§ **WORK REQUEST**:
The answer must consist of every line below that contains the word "true".

§ **EXERCISE INPUT**:

BEGIN

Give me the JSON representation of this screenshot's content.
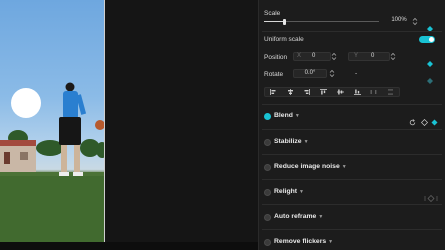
{
  "scale": {
    "label": "Scale",
    "value": "100%",
    "slider_fraction": 0.18
  },
  "uniform_scale": {
    "label": "Uniform scale",
    "enabled": true
  },
  "position": {
    "label": "Position",
    "x_label": "X",
    "x_value": "0",
    "y_label": "Y",
    "y_value": "0"
  },
  "rotate": {
    "label": "Rotate",
    "value": "0.0°",
    "extra": "-"
  },
  "sections": [
    {
      "label": "Blend",
      "enabled": true,
      "has_reset": true
    },
    {
      "label": "Stabilize",
      "enabled": false
    },
    {
      "label": "Reduce image noise",
      "enabled": false
    },
    {
      "label": "Relight",
      "enabled": false
    },
    {
      "label": "Auto reframe",
      "enabled": false
    },
    {
      "label": "Remove flickers",
      "enabled": false
    }
  ],
  "colors": {
    "accent": "#19c2d3",
    "panel_bg": "#1c1c1c",
    "app_bg": "#131313"
  },
  "icons": [
    "diamond-keyframe-icon",
    "reset-icon",
    "stepper-icon",
    "align-left-icon",
    "align-center-icon",
    "align-right-icon",
    "align-top-icon",
    "align-middle-icon",
    "align-bottom-icon"
  ]
}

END

§ **YOUR RESPONSE**:
    "enabled": true
      "enabled": true,
      "has_reset": true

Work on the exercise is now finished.